BUDAPEST (Reuters) - Gabor Kuntner had been planning to install a hot tub in his garden in a Budapest suburb for years but never got around to it until the pandemic prompted him to rush out and buy one to give his family some respite during lockdown.
As well as slamming the door on Hungarians' seaside holiday plans abroad, COVID-19 forced the closure of the country's famed spas and thermal baths, depriving its citizens of one of their favourite pastimes.
"Last year when the pandemic started and we read the reports about the troubles and lockdowns in China, I thought we would spend the whole year holed up in our house and the garden," said Kuntner, a 43-year-old father of two children aged 12 and three.
"So I thought the time has come to buy a hot tub," he said, adding that it set him back 2 million forints ($6,507.24). "Normally, we travel a lot more, even for longer periods, but now feel fairly confined.
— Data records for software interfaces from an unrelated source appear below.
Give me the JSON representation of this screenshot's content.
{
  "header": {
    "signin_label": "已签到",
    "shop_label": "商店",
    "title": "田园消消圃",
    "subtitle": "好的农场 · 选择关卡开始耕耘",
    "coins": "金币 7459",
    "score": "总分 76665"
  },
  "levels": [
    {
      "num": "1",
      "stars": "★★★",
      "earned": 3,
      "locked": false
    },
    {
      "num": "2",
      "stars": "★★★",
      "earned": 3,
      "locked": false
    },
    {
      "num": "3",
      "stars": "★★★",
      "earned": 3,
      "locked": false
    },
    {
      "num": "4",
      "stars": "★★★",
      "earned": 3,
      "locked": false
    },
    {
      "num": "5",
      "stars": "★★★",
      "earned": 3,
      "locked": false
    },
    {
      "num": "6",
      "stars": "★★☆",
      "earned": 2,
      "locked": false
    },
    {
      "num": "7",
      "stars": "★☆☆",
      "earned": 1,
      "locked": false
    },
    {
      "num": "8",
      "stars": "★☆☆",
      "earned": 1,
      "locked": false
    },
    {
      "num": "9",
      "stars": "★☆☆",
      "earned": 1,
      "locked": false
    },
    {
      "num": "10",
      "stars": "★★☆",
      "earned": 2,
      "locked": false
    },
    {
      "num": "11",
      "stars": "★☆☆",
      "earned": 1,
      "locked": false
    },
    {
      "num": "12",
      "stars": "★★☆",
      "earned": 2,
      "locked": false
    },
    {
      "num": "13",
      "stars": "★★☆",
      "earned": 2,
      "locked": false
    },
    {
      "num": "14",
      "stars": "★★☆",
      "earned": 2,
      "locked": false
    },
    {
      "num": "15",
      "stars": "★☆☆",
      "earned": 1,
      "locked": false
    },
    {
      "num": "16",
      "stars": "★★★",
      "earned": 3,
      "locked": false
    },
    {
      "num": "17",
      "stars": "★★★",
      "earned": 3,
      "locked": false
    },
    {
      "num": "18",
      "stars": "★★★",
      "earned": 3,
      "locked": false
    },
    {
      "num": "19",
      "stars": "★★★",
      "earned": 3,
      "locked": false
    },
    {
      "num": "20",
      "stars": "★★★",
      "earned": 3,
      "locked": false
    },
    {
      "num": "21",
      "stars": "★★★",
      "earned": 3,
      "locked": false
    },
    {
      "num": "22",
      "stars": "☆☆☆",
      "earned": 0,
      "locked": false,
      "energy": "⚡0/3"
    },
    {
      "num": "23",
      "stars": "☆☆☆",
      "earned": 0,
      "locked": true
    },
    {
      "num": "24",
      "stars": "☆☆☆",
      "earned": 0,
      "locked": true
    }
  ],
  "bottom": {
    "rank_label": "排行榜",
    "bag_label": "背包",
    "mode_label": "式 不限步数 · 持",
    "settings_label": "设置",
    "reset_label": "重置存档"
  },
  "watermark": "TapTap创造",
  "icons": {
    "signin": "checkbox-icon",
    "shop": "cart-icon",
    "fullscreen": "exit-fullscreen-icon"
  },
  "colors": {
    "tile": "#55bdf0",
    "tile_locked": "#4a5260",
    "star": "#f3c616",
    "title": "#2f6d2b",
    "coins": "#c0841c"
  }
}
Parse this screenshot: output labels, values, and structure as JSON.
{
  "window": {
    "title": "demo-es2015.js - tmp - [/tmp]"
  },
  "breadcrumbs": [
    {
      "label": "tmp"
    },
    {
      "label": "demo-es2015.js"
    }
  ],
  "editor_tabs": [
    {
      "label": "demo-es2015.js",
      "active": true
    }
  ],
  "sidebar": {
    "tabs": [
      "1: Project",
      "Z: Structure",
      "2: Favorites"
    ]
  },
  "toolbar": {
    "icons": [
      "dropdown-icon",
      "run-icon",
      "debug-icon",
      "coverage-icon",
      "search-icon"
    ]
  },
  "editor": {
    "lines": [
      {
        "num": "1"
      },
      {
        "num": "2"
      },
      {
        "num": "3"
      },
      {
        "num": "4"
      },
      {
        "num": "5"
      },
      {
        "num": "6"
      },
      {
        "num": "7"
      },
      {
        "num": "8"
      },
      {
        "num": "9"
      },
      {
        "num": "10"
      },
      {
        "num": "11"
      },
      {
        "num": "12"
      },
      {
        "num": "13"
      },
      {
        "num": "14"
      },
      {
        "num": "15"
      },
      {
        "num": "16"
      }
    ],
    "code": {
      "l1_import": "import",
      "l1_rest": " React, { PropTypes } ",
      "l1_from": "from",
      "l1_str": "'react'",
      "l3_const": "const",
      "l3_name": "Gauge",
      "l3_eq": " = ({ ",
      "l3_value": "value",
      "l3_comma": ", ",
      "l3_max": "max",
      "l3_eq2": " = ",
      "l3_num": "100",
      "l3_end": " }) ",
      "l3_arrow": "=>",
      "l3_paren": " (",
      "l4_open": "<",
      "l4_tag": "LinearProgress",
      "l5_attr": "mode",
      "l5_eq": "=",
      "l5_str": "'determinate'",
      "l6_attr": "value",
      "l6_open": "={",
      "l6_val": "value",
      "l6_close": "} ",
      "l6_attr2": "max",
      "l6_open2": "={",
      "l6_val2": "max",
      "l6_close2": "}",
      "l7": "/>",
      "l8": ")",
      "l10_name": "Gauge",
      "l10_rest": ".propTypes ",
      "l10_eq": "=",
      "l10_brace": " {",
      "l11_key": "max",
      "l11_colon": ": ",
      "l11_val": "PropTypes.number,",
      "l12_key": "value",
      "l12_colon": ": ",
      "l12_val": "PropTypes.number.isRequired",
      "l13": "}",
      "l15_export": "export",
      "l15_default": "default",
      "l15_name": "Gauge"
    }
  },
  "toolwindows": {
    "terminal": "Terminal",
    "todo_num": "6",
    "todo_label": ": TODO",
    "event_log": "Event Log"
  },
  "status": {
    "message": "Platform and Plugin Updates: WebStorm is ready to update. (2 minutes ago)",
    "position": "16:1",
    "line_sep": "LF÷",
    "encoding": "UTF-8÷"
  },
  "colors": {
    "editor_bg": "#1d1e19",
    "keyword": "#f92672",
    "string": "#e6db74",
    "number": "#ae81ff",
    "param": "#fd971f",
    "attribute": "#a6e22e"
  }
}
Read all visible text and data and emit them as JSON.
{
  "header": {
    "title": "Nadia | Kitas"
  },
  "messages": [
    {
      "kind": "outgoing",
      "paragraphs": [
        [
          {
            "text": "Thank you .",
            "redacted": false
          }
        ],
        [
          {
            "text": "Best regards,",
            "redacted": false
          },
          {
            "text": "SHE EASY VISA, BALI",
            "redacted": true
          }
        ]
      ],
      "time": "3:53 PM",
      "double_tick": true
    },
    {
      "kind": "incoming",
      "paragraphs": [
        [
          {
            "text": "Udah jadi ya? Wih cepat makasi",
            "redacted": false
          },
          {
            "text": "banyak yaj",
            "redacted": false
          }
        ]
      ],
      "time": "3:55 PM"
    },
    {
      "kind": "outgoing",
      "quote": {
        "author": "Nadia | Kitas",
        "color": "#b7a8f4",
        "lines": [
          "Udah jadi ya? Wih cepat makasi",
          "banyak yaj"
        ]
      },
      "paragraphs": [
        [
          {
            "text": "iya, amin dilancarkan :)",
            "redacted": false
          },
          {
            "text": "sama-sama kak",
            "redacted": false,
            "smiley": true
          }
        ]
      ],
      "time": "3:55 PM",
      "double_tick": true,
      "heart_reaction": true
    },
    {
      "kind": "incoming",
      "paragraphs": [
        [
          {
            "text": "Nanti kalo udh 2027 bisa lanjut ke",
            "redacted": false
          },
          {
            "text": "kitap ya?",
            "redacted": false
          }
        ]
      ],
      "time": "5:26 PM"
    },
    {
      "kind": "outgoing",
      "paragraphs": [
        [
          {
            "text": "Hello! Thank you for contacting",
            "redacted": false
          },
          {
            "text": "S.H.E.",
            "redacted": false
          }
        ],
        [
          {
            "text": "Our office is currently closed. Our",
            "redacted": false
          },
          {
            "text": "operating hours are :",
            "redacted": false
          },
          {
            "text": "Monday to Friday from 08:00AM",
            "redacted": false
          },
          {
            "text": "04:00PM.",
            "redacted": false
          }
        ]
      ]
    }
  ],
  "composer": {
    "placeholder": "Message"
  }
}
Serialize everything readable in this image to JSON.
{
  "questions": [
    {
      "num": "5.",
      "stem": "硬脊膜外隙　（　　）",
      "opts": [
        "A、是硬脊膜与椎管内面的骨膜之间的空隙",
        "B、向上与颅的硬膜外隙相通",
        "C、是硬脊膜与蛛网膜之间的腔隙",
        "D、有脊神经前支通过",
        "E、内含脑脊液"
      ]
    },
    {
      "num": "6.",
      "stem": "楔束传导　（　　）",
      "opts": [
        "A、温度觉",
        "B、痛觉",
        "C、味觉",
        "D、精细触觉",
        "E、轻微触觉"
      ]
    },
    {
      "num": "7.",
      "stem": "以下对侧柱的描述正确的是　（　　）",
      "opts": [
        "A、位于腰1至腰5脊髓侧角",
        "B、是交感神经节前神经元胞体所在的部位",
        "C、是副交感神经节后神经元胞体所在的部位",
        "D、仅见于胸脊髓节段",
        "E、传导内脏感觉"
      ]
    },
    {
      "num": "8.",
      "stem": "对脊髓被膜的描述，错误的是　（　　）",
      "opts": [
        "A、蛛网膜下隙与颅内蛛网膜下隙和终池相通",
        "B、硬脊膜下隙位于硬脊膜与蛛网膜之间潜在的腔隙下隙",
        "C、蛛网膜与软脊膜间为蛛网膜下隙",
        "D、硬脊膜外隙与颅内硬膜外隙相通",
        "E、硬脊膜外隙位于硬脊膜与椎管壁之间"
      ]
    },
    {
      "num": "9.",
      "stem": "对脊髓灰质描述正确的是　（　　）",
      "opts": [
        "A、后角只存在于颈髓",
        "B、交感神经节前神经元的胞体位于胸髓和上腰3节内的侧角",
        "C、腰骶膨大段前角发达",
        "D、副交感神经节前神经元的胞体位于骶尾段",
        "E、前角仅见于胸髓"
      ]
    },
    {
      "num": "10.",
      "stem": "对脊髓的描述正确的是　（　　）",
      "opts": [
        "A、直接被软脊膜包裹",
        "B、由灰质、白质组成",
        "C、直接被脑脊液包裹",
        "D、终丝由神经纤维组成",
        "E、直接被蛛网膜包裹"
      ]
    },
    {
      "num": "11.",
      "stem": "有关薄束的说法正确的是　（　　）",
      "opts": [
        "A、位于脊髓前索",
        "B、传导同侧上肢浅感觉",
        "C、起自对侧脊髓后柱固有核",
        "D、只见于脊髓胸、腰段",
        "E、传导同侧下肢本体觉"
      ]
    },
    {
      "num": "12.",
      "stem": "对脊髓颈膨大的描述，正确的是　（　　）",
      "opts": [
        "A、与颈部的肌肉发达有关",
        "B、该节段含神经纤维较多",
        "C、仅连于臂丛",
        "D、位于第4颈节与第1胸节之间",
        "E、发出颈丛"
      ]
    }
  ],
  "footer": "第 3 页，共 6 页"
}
This helps to some extent."
As demand for home wellness facilities grew, Hungarian hot tub manufacturer Wellis emerged as a rare winner of the pandemic. The company, which says it is the biggest maker of garden spas and whirlpool baths in Europe, saw sales rise by 60% last year and is now investing in a new factory to meet the soaring demand, not just in Hungary.
The company makes 80% of its revenue from exports and has seen demand surge in the past year in its biggest markets the UK, Germany, Switzerland, France and the Nordic countries.
This year, Wellis aims to more than double its total sales to 30,000 units and plans to nearly double its headcount to 1,500 workers, said Chief Executive Zsolt Czafik, who co-founded the company with his brother Akos in the early 2000s.
"The pandemic forced people to stay at home, which has been a boon for the home wellness industry," said Czafik.
Jumping in the garden hot tub is a trend that is here to stay, he says.
"Our main clients are families, the European middle class, and we expect these products to become so popular in Europe and globally that this strong demand will prevail even after the pandemic."
($1 = 307.35 forints)
(Reporting by Gergely Szakacs and Krisztina Fenyo; Editing by Susan Fenton)